■ Exercise objective ■
The answer is all of the data, repeated exactly.
((
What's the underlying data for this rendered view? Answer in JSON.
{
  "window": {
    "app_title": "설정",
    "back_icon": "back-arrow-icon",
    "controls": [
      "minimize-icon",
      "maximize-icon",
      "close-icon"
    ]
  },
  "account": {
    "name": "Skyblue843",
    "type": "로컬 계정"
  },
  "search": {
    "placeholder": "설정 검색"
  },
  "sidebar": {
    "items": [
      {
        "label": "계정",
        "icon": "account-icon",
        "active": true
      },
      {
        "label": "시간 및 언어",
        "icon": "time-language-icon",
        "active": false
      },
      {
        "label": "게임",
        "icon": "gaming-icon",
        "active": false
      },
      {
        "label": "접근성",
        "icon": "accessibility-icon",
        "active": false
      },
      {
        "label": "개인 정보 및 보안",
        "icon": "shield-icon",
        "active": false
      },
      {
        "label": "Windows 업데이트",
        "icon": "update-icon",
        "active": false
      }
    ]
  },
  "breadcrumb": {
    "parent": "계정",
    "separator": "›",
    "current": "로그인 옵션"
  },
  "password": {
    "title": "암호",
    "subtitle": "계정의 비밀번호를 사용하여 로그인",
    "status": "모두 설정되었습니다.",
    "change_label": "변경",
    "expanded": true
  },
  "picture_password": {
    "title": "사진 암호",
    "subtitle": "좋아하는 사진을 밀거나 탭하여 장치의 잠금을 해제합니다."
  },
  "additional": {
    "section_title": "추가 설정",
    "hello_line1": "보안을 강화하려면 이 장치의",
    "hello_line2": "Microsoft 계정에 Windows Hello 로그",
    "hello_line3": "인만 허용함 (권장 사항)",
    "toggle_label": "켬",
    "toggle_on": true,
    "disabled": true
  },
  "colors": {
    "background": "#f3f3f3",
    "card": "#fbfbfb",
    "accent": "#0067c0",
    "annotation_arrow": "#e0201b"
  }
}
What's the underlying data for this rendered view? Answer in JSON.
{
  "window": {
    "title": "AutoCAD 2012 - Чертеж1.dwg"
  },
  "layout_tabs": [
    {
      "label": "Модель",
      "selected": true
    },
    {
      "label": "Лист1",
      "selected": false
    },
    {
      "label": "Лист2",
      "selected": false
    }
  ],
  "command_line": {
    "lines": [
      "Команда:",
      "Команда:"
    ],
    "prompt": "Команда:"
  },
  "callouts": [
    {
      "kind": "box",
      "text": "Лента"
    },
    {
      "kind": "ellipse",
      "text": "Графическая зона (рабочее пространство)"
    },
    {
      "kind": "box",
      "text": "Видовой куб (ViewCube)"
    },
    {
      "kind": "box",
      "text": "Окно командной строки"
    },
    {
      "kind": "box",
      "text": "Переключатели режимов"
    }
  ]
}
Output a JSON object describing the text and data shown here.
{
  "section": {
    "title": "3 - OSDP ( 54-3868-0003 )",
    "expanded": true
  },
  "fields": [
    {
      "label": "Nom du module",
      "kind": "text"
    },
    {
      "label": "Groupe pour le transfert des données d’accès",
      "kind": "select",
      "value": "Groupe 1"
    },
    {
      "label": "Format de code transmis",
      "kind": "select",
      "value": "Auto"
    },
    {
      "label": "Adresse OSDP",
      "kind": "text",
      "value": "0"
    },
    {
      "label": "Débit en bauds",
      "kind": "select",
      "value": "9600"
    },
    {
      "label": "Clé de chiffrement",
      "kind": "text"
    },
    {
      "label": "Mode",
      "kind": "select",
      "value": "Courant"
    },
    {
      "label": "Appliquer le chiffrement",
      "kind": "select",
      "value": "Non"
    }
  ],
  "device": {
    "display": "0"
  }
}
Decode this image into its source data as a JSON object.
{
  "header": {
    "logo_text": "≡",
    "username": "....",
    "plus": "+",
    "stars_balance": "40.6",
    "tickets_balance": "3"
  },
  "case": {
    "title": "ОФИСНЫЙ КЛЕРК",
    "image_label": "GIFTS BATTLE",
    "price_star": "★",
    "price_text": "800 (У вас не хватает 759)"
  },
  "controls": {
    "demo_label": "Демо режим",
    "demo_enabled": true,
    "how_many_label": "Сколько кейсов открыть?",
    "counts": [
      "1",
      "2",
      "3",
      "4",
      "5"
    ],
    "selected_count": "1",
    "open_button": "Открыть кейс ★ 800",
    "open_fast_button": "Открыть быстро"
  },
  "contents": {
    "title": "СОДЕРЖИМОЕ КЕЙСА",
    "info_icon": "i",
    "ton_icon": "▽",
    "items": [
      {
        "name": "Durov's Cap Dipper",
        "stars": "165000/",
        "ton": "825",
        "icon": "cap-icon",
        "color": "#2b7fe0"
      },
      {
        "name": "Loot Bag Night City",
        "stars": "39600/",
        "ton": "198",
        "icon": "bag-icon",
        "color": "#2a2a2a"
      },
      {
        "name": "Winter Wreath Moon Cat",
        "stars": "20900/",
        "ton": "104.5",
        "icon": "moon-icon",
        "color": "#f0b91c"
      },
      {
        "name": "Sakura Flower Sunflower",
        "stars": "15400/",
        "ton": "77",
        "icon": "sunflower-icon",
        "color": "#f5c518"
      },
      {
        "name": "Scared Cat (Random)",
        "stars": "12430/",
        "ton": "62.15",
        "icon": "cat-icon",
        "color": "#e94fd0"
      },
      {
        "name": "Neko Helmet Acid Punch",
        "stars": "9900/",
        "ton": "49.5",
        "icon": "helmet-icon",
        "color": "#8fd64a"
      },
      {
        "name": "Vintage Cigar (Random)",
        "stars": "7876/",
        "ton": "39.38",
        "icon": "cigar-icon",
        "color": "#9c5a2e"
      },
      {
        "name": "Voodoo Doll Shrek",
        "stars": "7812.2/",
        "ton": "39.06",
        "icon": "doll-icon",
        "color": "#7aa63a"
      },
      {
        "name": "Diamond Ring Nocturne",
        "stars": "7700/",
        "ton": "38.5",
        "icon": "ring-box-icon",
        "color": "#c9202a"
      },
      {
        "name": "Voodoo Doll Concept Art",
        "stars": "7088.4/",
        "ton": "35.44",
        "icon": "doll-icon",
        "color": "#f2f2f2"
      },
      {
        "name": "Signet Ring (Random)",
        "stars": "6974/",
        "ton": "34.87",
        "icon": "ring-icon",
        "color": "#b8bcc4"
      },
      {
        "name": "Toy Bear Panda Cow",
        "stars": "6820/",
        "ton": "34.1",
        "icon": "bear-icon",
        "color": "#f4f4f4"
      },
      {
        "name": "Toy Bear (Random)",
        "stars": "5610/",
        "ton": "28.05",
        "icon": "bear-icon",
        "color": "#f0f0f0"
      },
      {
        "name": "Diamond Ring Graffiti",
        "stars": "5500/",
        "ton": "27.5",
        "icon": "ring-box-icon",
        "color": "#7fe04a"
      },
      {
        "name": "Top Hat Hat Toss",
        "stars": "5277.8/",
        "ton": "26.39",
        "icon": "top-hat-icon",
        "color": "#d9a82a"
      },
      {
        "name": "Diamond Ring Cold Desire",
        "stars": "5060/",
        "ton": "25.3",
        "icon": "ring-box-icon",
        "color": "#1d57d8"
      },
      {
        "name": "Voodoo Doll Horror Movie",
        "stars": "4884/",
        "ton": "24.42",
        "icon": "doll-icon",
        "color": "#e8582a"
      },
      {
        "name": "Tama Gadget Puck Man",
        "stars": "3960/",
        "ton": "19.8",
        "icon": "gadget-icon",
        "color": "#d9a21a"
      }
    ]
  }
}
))
■ Your response ■
What's the underlying data for this rendered view? Answer in JSON.
{
  "window": {
    "app_title": "설정",
    "back_icon": "back-arrow-icon",
    "controls": [
      "minimize-icon",
      "maximize-icon",
      "close-icon"
    ]
  },
  "account": {
    "name": "Skyblue843",
    "type": "로컬 계정"
  },
  "search": {
    "placeholder": "설정 검색"
  },
  "sidebar": {
    "items": [
      {
        "label": "계정",
        "icon": "account-icon",
        "active": true
      },
      {
        "label": "시간 및 언어",
        "icon": "time-language-icon",
        "active": false
      },
      {
        "label": "게임",
        "icon": "gaming-icon",
        "active": false
      },
      {
        "label": "접근성",
        "icon": "accessibility-icon",
        "active": false
      },
      {
        "label": "개인 정보 및 보안",
        "icon": "shield-icon",
        "active": false
      },
      {
        "label": "Windows 업데이트",
        "icon": "update-icon",
        "active": false
      }
    ]
  },
  "breadcrumb": {
    "parent": "계정",
    "separator": "›",
    "current": "로그인 옵션"
  },
  "password": {
    "title": "암호",
    "subtitle": "계정의 비밀번호를 사용하여 로그인",
    "status": "모두 설정되었습니다.",
    "change_label": "변경",
    "expanded": true
  },
  "picture_password": {
    "title": "사진 암호",
    "subtitle": "좋아하는 사진을 밀거나 탭하여 장치의 잠금을 해제합니다."
  },
  "additional": {
    "section_title": "추가 설정",
    "hello_line1": "보안을 강화하려면 이 장치의",
    "hello_line2": "Microsoft 계정에 Windows Hello 로그",
    "hello_line3": "인만 허용함 (권장 사항)",
    "toggle_label": "켬",
    "toggle_on": true,
    "disabled": true
  },
  "colors": {
    "background": "#f3f3f3",
    "card": "#fbfbfb",
    "accent": "#0067c0",
    "annotation_arrow": "#e0201b"
  }
}
What's the underlying data for this rendered view? Answer in JSON.
{
  "window": {
    "title": "AutoCAD 2012 - Чертеж1.dwg"
  },
  "layout_tabs": [
    {
      "label": "Модель",
      "selected": true
    },
    {
      "label": "Лист1",
      "selected": false
    },
    {
      "label": "Лист2",
      "selected": false
    }
  ],
  "command_line": {
    "lines": [
      "Команда:",
      "Команда:"
    ],
    "prompt": "Команда:"
  },
  "callouts": [
    {
      "kind": "box",
      "text": "Лента"
    },
    {
      "kind": "ellipse",
      "text": "Графическая зона (рабочее пространство)"
    },
    {
      "kind": "box",
      "text": "Видовой куб (ViewCube)"
    },
    {
      "kind": "box",
      "text": "Окно командной строки"
    },
    {
      "kind": "box",
      "text": "Переключатели режимов"
    }
  ]
}
Output a JSON object describing the text and data shown here.
{
  "section": {
    "title": "3 - OSDP ( 54-3868-0003 )",
    "expanded": true
  },
  "fields": [
    {
      "label": "Nom du module",
      "kind": "text"
    },
    {
      "label": "Groupe pour le transfert des données d’accès",
      "kind": "select",
      "value": "Groupe 1"
    },
    {
      "label": "Format de code transmis",
      "kind": "select",
      "value": "Auto"
    },
    {
      "label": "Adresse OSDP",
      "kind": "text",
      "value": "0"
    },
    {
      "label": "Débit en bauds",
      "kind": "select",
      "value": "9600"
    },
    {
      "label": "Clé de chiffrement",
      "kind": "text"
    },
    {
      "label": "Mode",
      "kind": "select",
      "value": "Courant"
    },
    {
      "label": "Appliquer le chiffrement",
      "kind": "select",
      "value": "Non"
    }
  ],
  "device": {
    "display": "0"
  }
}
Decode this image into its source data as a JSON object.
{
  "header": {
    "logo_text": "≡",
    "username": "....",
    "plus": "+",
    "stars_balance": "40.6",
    "tickets_balance": "3"
  },
  "case": {
    "title": "ОФИСНЫЙ КЛЕРК",
    "image_label": "GIFTS BATTLE",
    "price_star": "★",
    "price_text": "800 (У вас не хватает 759)"
  },
  "controls": {
    "demo_label": "Демо режим",
    "demo_enabled": true,
    "how_many_label": "Сколько кейсов открыть?",
    "counts": [
      "1",
      "2",
      "3",
      "4",
      "5"
    ],
    "selected_count": "1",
    "open_button": "Открыть кейс ★ 800",
    "open_fast_button": "Открыть быстро"
  },
  "contents": {
    "title": "СОДЕРЖИМОЕ КЕЙСА",
    "info_icon": "i",
    "ton_icon": "▽",
    "items": [
      {
        "name": "Durov's Cap Dipper",
        "stars": "165000/",
        "ton": "825",
        "icon": "cap-icon",
        "color": "#2b7fe0"
      },
      {
        "name": "Loot Bag Night City",
        "stars": "39600/",
        "ton": "198",
        "icon": "bag-icon",
        "color": "#2a2a2a"
      },
      {
        "name": "Winter Wreath Moon Cat",
        "stars": "20900/",
        "ton": "104.5",
        "icon": "moon-icon",
        "color": "#f0b91c"
      },
      {
        "name": "Sakura Flower Sunflower",
        "stars": "15400/",
        "ton": "77",
        "icon": "sunflower-icon",
        "color": "#f5c518"
      },
      {
        "name": "Scared Cat (Random)",
        "stars": "12430/",
        "ton": "62.15",
        "icon": "cat-icon",
        "color": "#e94fd0"
      },
      {
        "name": "Neko Helmet Acid Punch",
        "stars": "9900/",
        "ton": "49.5",
        "icon": "helmet-icon",
        "color": "#8fd64a"
      },
      {
        "name": "Vintage Cigar (Random)",
        "stars": "7876/",
        "ton": "39.38",
        "icon": "cigar-icon",
        "color": "#9c5a2e"
      },
      {
        "name": "Voodoo Doll Shrek",
        "stars": "7812.2/",
        "ton": "39.06",
        "icon": "doll-icon",
        "color": "#7aa63a"
      },
      {
        "name": "Diamond Ring Nocturne",
        "stars": "7700/",
        "ton": "38.5",
        "icon": "ring-box-icon",
        "color": "#c9202a"
      },
      {
        "name": "Voodoo Doll Concept Art",
        "stars": "7088.4/",
        "ton": "35.44",
        "icon": "doll-icon",
        "color": "#f2f2f2"
      },
      {
        "name": "Signet Ring (Random)",
        "stars": "6974/",
        "ton": "34.87",
        "icon": "ring-icon",
        "color": "#b8bcc4"
      },
      {
        "name": "Toy Bear Panda Cow",
        "stars": "6820/",
        "ton": "34.1",
        "icon": "bear-icon",
        "color": "#f4f4f4"
      },
      {
        "name": "Toy Bear (Random)",
        "stars": "5610/",
        "ton": "28.05",
        "icon": "bear-icon",
        "color": "#f0f0f0"
      },
      {
        "name": "Diamond Ring Graffiti",
        "stars": "5500/",
        "ton": "27.5",
        "icon": "ring-box-icon",
        "color": "#7fe04a"
      },
      {
        "name": "Top Hat Hat Toss",
        "stars": "5277.8/",
        "ton": "26.39",
        "icon": "top-hat-icon",
        "color": "#d9a82a"
      },
      {
        "name": "Diamond Ring Cold Desire",
        "stars": "5060/",
        "ton": "25.3",
        "icon": "ring-box-icon",
        "color": "#1d57d8"
      },
      {
        "name": "Voodoo Doll Horror Movie",
        "stars": "4884/",
        "ton": "24.42",
        "icon": "doll-icon",
        "color": "#e8582a"
      },
      {
        "name": "Tama Gadget Puck Man",
        "stars": "3960/",
        "ton": "19.8",
        "icon": "gadget-icon",
        "color": "#d9a21a"
      }
    ]
  }
}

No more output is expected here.